**GIVEN DATA:**
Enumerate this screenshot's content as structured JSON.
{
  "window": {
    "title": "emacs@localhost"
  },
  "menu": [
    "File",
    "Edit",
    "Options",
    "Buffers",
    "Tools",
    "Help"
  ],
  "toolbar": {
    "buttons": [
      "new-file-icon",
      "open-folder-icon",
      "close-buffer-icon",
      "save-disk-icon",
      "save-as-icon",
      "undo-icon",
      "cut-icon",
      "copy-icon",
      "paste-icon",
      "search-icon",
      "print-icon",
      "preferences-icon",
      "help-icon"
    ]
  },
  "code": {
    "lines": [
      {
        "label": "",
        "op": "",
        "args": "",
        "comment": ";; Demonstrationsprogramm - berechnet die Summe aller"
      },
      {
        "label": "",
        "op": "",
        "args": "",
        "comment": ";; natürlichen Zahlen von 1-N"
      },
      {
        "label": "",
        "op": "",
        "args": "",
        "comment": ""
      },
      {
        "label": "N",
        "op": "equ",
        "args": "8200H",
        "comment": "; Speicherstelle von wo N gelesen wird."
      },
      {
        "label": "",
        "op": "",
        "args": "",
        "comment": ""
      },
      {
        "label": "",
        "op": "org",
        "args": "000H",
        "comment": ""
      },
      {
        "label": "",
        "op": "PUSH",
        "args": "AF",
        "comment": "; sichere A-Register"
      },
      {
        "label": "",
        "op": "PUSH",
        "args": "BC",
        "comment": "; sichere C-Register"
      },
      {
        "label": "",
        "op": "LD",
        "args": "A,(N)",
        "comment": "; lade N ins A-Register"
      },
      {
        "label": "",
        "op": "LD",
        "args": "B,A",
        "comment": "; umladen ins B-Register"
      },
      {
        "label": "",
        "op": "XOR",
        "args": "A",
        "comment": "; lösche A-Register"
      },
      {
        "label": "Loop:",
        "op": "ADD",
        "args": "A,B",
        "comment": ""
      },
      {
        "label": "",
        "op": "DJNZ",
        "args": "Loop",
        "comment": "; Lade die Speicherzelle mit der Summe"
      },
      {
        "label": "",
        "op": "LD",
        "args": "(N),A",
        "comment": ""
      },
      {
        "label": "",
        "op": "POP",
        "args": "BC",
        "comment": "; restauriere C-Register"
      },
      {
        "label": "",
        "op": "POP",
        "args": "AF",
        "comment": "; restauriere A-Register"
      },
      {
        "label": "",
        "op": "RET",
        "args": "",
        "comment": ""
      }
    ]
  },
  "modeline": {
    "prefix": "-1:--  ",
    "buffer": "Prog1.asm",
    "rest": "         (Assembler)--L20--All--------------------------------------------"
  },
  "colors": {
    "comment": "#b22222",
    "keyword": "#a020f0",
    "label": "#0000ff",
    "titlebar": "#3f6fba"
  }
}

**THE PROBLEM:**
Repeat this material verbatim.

**PROBLEM SOLUTION:**
Enumerate this screenshot's content as structured JSON.
{
  "window": {
    "title": "emacs@localhost"
  },
  "menu": [
    "File",
    "Edit",
    "Options",
    "Buffers",
    "Tools",
    "Help"
  ],
  "toolbar": {
    "buttons": [
      "new-file-icon",
      "open-folder-icon",
      "close-buffer-icon",
      "save-disk-icon",
      "save-as-icon",
      "undo-icon",
      "cut-icon",
      "copy-icon",
      "paste-icon",
      "search-icon",
      "print-icon",
      "preferences-icon",
      "help-icon"
    ]
  },
  "code": {
    "lines": [
      {
        "label": "",
        "op": "",
        "args": "",
        "comment": ";; Demonstrationsprogramm - berechnet die Summe aller"
      },
      {
        "label": "",
        "op": "",
        "args": "",
        "comment": ";; natürlichen Zahlen von 1-N"
      },
      {
        "label": "",
        "op": "",
        "args": "",
        "comment": ""
      },
      {
        "label": "N",
        "op": "equ",
        "args": "8200H",
        "comment": "; Speicherstelle von wo N gelesen wird."
      },
      {
        "label": "",
        "op": "",
        "args": "",
        "comment": ""
      },
      {
        "label": "",
        "op": "org",
        "args": "000H",
        "comment": ""
      },
      {
        "label": "",
        "op": "PUSH",
        "args": "AF",
        "comment": "; sichere A-Register"
      },
      {
        "label": "",
        "op": "PUSH",
        "args": "BC",
        "comment": "; sichere C-Register"
      },
      {
        "label": "",
        "op": "LD",
        "args": "A,(N)",
        "comment": "; lade N ins A-Register"
      },
      {
        "label": "",
        "op": "LD",
        "args": "B,A",
        "comment": "; umladen ins B-Register"
      },
      {
        "label": "",
        "op": "XOR",
        "args": "A",
        "comment": "; lösche A-Register"
      },
      {
        "label": "Loop:",
        "op": "ADD",
        "args": "A,B",
        "comment": ""
      },
      {
        "label": "",
        "op": "DJNZ",
        "args": "Loop",
        "comment": "; Lade die Speicherzelle mit der Summe"
      },
      {
        "label": "",
        "op": "LD",
        "args": "(N),A",
        "comment": ""
      },
      {
        "label": "",
        "op": "POP",
        "args": "BC",
        "comment": "; restauriere C-Register"
      },
      {
        "label": "",
        "op": "POP",
        "args": "AF",
        "comment": "; restauriere A-Register"
      },
      {
        "label": "",
        "op": "RET",
        "args": "",
        "comment": ""
      }
    ]
  },
  "modeline": {
    "prefix": "-1:--  ",
    "buffer": "Prog1.asm",
    "rest": "         (Assembler)--L20--All--------------------------------------------"
  },
  "colors": {
    "comment": "#b22222",
    "keyword": "#a020f0",
    "label": "#0000ff",
    "titlebar": "#3f6fba"
  }
}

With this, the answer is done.